2017 is a wonderful year to study the history of Russia.
In this history of representations and knowledge formation Sanjay Subrahmanyam turns a historian’s gaze to the problems both implicitly and explicitly embedded in all histories of the early modern and modern world: why did Europeans represent and construct India and by extension, the non-European world in the ways that they did? Why and how did these constructs evolve?
In Room 145 of the Ceramics Galleries of the Victoria & Albert Museum, at the top of case 50, you can see an ‘architectural fragment’, which, according to its label, ‘once ornamented a palace in Yuanmingyuan or “garden of perfect clarity”’.
Next year will mark the centenary of one of the most extreme and brutal displays of colonial power and violence, the so called Amritsar Massacre of 1919. The massacre took place in a public park called Jallianwala Bagh in the city of Amritsar where British Indian army’s Colonel Reginald Dyer on 13 April 1919 ordered his troops to fire on unarmed protestors gathered there.
Questions of conspiracy and collusion loom large in these modern times. Historically, the revelation of obfuscated, ephemeral crimes has often tested the integrity of a state’s judicial apparatus. An investigating body may trace elaborate webs of influence and create exacting chronologies of events to test the veracity of witnesses’ testimonies.
Christian Wolmar’s latest tome Railways and The Raj: How the Age of Steam Transformed India is a welcome addition to his existing repertoire of books on railways across the world. The volume offers an accessible account of the history of the railways of the Raj since the railway operations commenced in India in 1853.
Chinese history for English readers is a quietly contested field: quiet because discussion and developments take place in the margins of the English-speaking world; and contested both because the market for trade books is growing and, more importantly, because new publications are offering ever more diverse and complex ways of seeing China. Two seminal events, the Opium War (1839-42) and the Cu
Some 70 years after the British left India it is timely to look back at how the kings and queens of the United Kingdom came to amass one of the largest private collections of South Asian art in the world. Two conjoined exhibitions currently showing at the Queen’s Gallery do just that.
Inglorious Empire arose from a speech given by Dr Shashi Tharoor in May 2015 at the Oxford Union in support of the motion ‘Britain Owes Reparations to Her Former Colonies’, focusing on British exploitation of India. The Union then posted the speech on the web.

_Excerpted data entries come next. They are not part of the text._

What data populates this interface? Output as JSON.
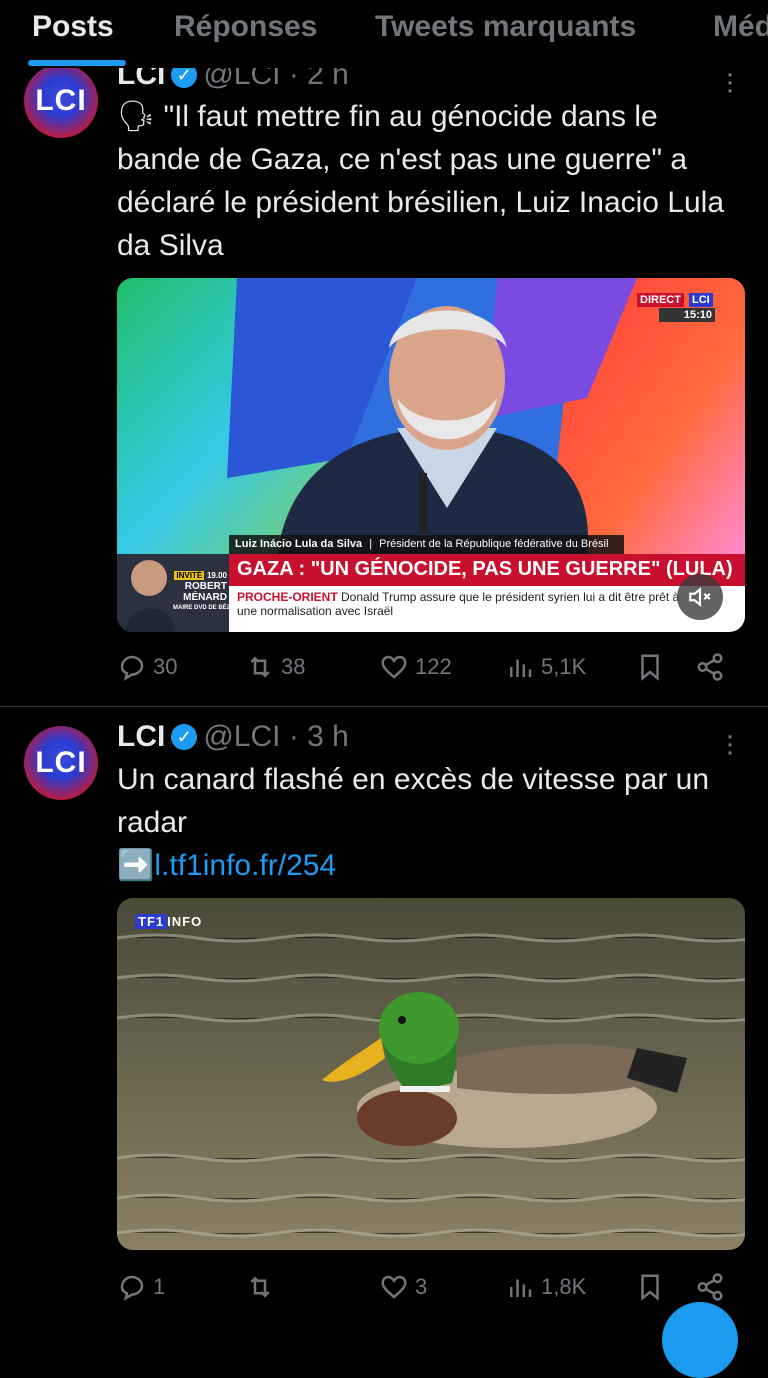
{
  "tabs": [
    {
      "label": "Posts",
      "active": true
    },
    {
      "label": "Réponses",
      "active": false
    },
    {
      "label": "Tweets marquants",
      "active": false
    },
    {
      "label": "Méd",
      "active": false
    }
  ],
  "tweets": [
    {
      "avatar_text": "LCI",
      "name": "LCI",
      "handle": "@LCI",
      "separator": "·",
      "time": "2 h",
      "emoji": "🗣",
      "text": "\"Il faut mettre fin au génocide dans le bande de Gaza, ce n'est pas une guerre\" a déclaré le président brésilien, Luiz Inacio Lula da Silva",
      "media": {
        "direct": "DIRECT",
        "logo": "LCI",
        "clock": "15:10",
        "lower_third_name": "Luiz Inácio Lula da Silva",
        "lower_third_title": "Président de la République fédérative du Brésil",
        "headline": "GAZA : \"UN GÉNOCIDE, PAS UNE GUERRE\" (LULA)",
        "ticker_tag": "PROCHE-ORIENT",
        "ticker_text": "Donald Trump assure que le président syrien lui a dit être prêt à une normalisation avec Israël",
        "guest_badge": "INVITÉ",
        "guest_time": "19.00",
        "guest_name1": "ROBERT",
        "guest_name2": "MÉNARD",
        "guest_role": "MAIRE DVD DE BÉZIERS",
        "mute_icon": "mute-icon"
      },
      "stats": {
        "replies": "30",
        "retweets": "38",
        "likes": "122",
        "views": "5,1K"
      }
    },
    {
      "avatar_text": "LCI",
      "name": "LCI",
      "handle": "@LCI",
      "separator": "·",
      "time": "3 h",
      "text": "Un canard flashé en excès de vitesse par un radar",
      "link_emoji": "➡️",
      "link": "l.tf1info.fr/254",
      "media": {
        "watermark_tf1": "TF1",
        "watermark_info": "INFO"
      },
      "stats": {
        "replies": "1",
        "retweets": "",
        "likes": "3",
        "views": "1,8K"
      }
    }
  ],
  "colors": {
    "accent": "#1d9bf0",
    "background": "#000000",
    "muted": "#71767b",
    "headline_red": "#c8102e"
  }
}
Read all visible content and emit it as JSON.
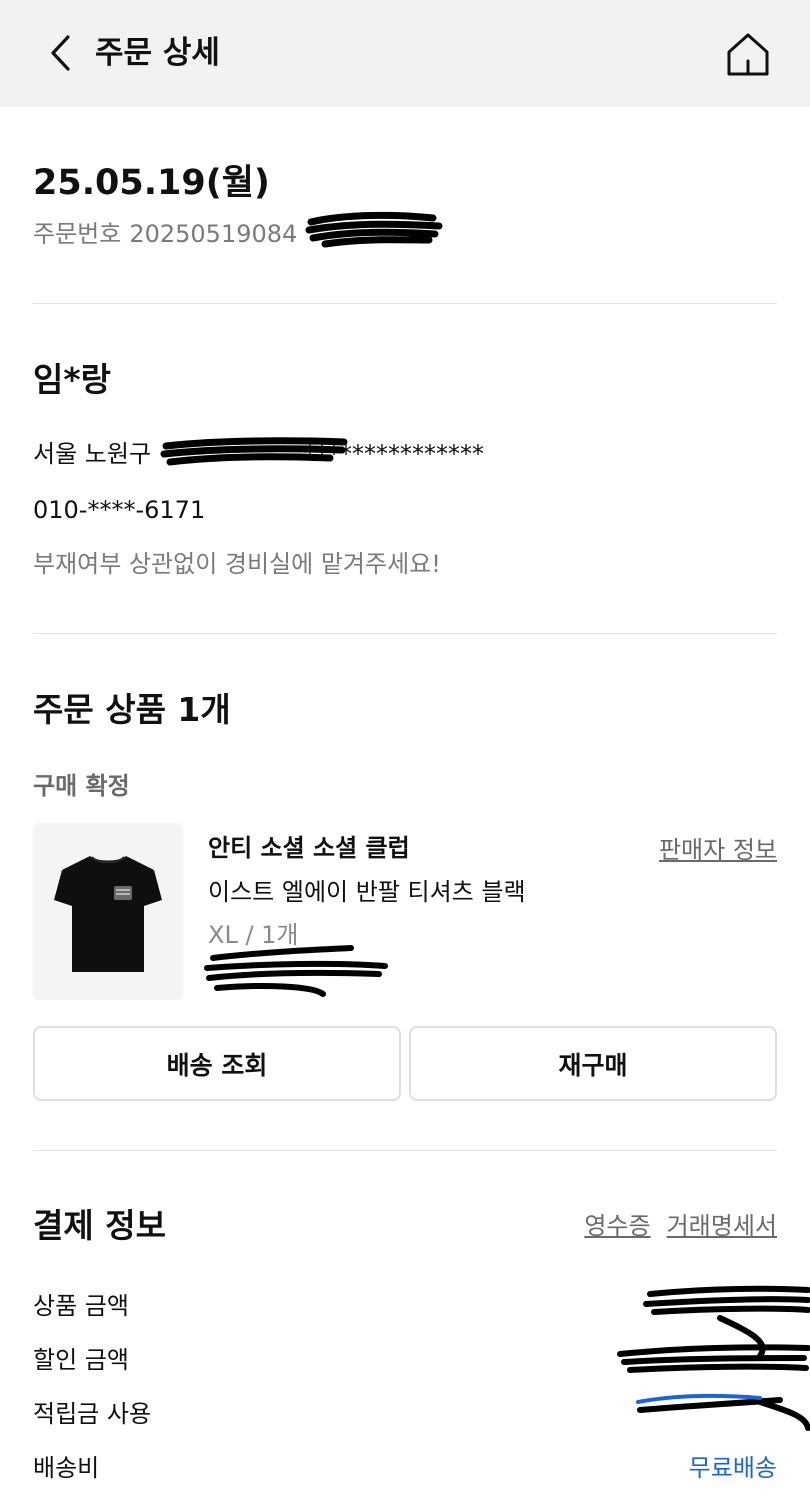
{
  "header": {
    "title": "주문 상세",
    "back_icon": "chevron-left-icon",
    "home_icon": "home-icon"
  },
  "order": {
    "date": "25.05.19(월)",
    "number_label": "주문번호",
    "number_visible": "20250519084"
  },
  "recipient": {
    "name": "임*랑",
    "address_prefix": "서울 노원구",
    "address_masked": "***************",
    "phone": "010-****-6171",
    "memo": "부재여부 상관없이 경비실에 맡겨주세요!"
  },
  "products": {
    "title": "주문 상품 1개",
    "status": "구매 확정",
    "item": {
      "brand": "안티 소셜 소셜 클럽",
      "name": "이스트 엘에이 반팔 티셔츠 블랙",
      "option": "XL / 1개",
      "seller_info_label": "판매자 정보"
    },
    "buttons": {
      "track_label": "배송 조회",
      "reorder_label": "재구매"
    }
  },
  "payment": {
    "title": "결제 정보",
    "receipt_label": "영수증",
    "statement_label": "거래명세서",
    "rows": [
      {
        "label": "상품 금액",
        "value": ""
      },
      {
        "label": "할인 금액",
        "value": ""
      },
      {
        "label": "적립금 사용",
        "value": ""
      },
      {
        "label": "배송비",
        "value": "무료배송"
      }
    ]
  },
  "colors": {
    "topbar_bg": "#f2f2f2",
    "accent_blue": "#1a66d9",
    "muted_text": "#7a7a7a",
    "divider": "#e4e4e4"
  }
}
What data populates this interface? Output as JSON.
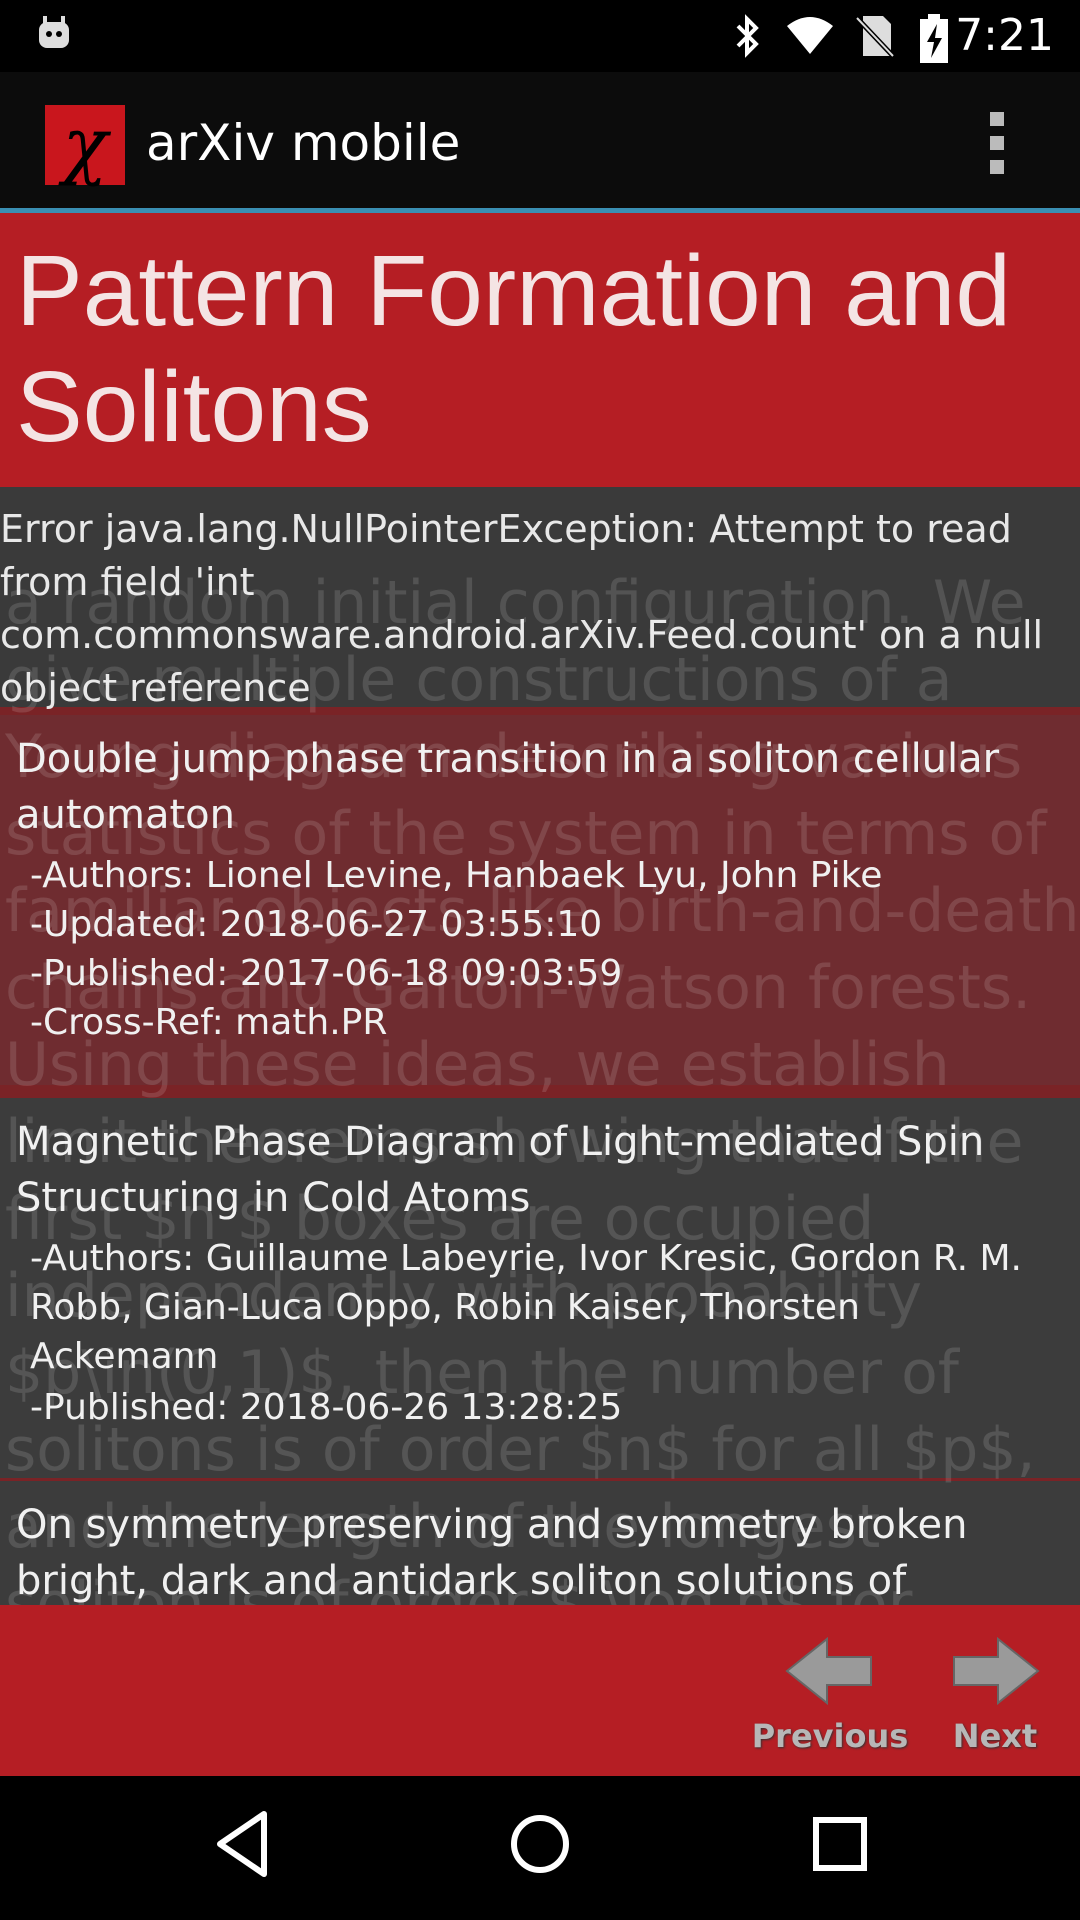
{
  "status_bar": {
    "time": "7:21",
    "icons": [
      "android-debug-icon",
      "bluetooth-icon",
      "wifi-icon",
      "no-sim-icon",
      "battery-charging-icon"
    ]
  },
  "action_bar": {
    "logo_glyph": "χ",
    "title": "arXiv mobile",
    "overflow_icon": "overflow-menu-icon"
  },
  "page_title": "Pattern Formation and Solitons",
  "error_message": "Error java.lang.NullPointerException: Attempt to read from field 'int com.commonsware.android.arXiv.Feed.count' on a null object reference",
  "background_ghost_text": "a random initial configuration. We give multiple constructions of a Young diagram describing various statistics of the system in terms of familiar objects like birth-and-death chains and Galton-Watson forests. Using these ideas, we establish limit theorems showing that if the first $n $ boxes are occupied independently with probability $p\\in(0,1)$, then the number of solitons is of order $n$ for all $p$, and the length of the longest soliton is of order $ \\log n$ for $p<1/2$, order $\\sqrt{n} $ for $p=1/2$, and order $n$ for",
  "papers": [
    {
      "title": "Double jump phase transition in a soliton cellular automaton",
      "authors": "-Authors: Lionel Levine, Hanbaek Lyu, John Pike",
      "updated": "-Updated: 2018-06-27 03:55:10",
      "published": "-Published: 2017-06-18 09:03:59",
      "cross_ref": "-Cross-Ref: math.PR"
    },
    {
      "title": "Magnetic Phase Diagram of Light-mediated Spin Structuring in Cold Atoms",
      "authors": "-Authors: Guillaume Labeyrie, Ivor Kresic, Gordon R. M. Robb, Gian-Luca Oppo, Robin Kaiser, Thorsten Ackemann",
      "published": "-Published: 2018-06-26 13:28:25"
    },
    {
      "title": "On symmetry preserving and symmetry broken bright, dark and antidark soliton solutions of"
    }
  ],
  "nav": {
    "previous_label": "Previous",
    "next_label": "Next"
  },
  "colors": {
    "accent_blue": "#3a8fb3",
    "title_red": "#b51e24",
    "error_gray": "#3a3a3a"
  }
}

In the last couple of decades, there has been a resurgence in studying the history of South Asian urbanism with a wide range of monographs and articles being published.